When boards reward the wrong results, consumers lose out.

November 2016

The past few years haven't been great for corporate behaviour. We have seen established global firms doing things that should see them closed down, for good.

Volkswagen was caught selling vehicles that contained a 'defeat device' – or software that allowed them to detect when they were being tested and change their performance to produce better results in emissions tests. This was no small matter – VW has admitted that the device is fitted in about 11 million cars worldwide.

And then Samsung launched the Galaxy Note 7 smartphone on 19 August, beating the latest iPhone to market. Within less than two months, at least 35 of the phones had exploded while being charged, resulting in a global recall.

While CHOICE has rightly made a lot of noise about Samsung's incendiary toploader washing machines, the Galaxy Note 7 debacle was on a whole other scale, involving an estimated 1 million handsets.

Samsung didn't come to this recall easily. When phones first started exploding and CHOICE encouraged consumers to demand a refund, Samsung sent in the lawyers, arguing that we should tell consumers they could take a replacement handset instead. Those replacements are now being recalled after reports that some also exploded.

You've got to ask how mistakes on this scale can be allowed to happen.
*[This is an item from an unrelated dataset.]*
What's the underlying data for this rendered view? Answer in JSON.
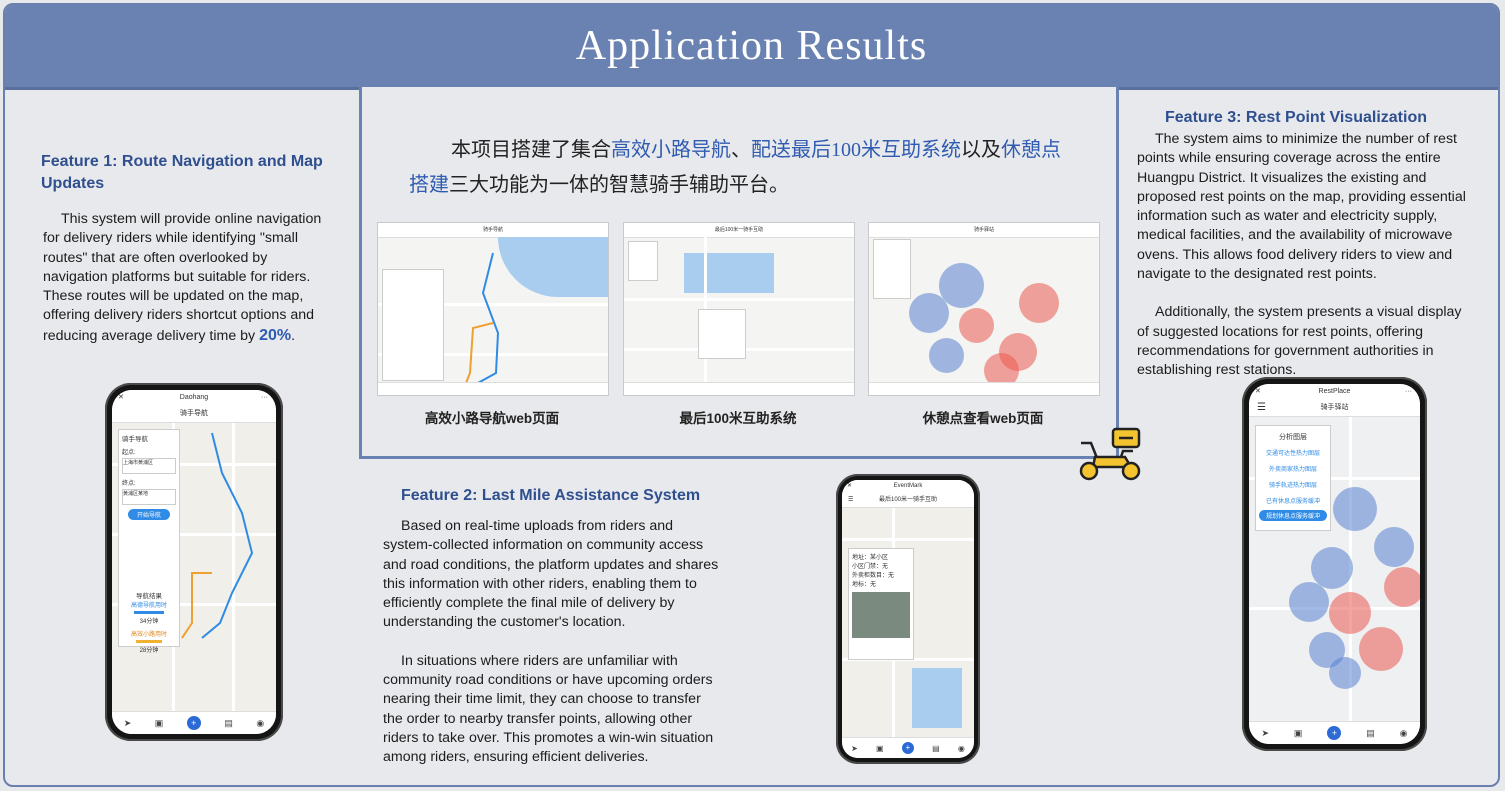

There have got to be senior people who were involved in these decisions and were at least wilfully blind to the risks to which they were exposing consumers.

The answer is that people are paid to make decisions like this. Maybe not directly, but senior executives receive incentives based on sales volumes, profit growth and share price. As long as these metrics are moving in the right direction, nobody questions them.

We've seen exactly the same problem close to home. The recent ASIC investigation of the life insurance industry found that some insurers were declining as much as 37% of total and permanent disability insurance claims (compared to an industry average of 16%).

While a bad insurance policy won't cause a house fire, we'd say that if insurance premiums are eating away at your super with little chance that you'll ever see a benefit, then the insurance policy is an unsafe product.

The executives overseeing those insurance businesses were no doubt being feted for the spectacular results they were producing. Hopefully they are now scrambling to clean up their act before they are named by ASIC.

But we shouldn't have to wait for a scandal for consumers to be treated well. CEOs and boards should reward executives for performance that achieves sustainable growth, by looking after customers.

Positive customer outcomes can be measured and rewarded, but this will only happen if boards decide that this is as important as the bottom line.

Alan Kirkland, CHOICE CEO
Twitter: @AlanKirkland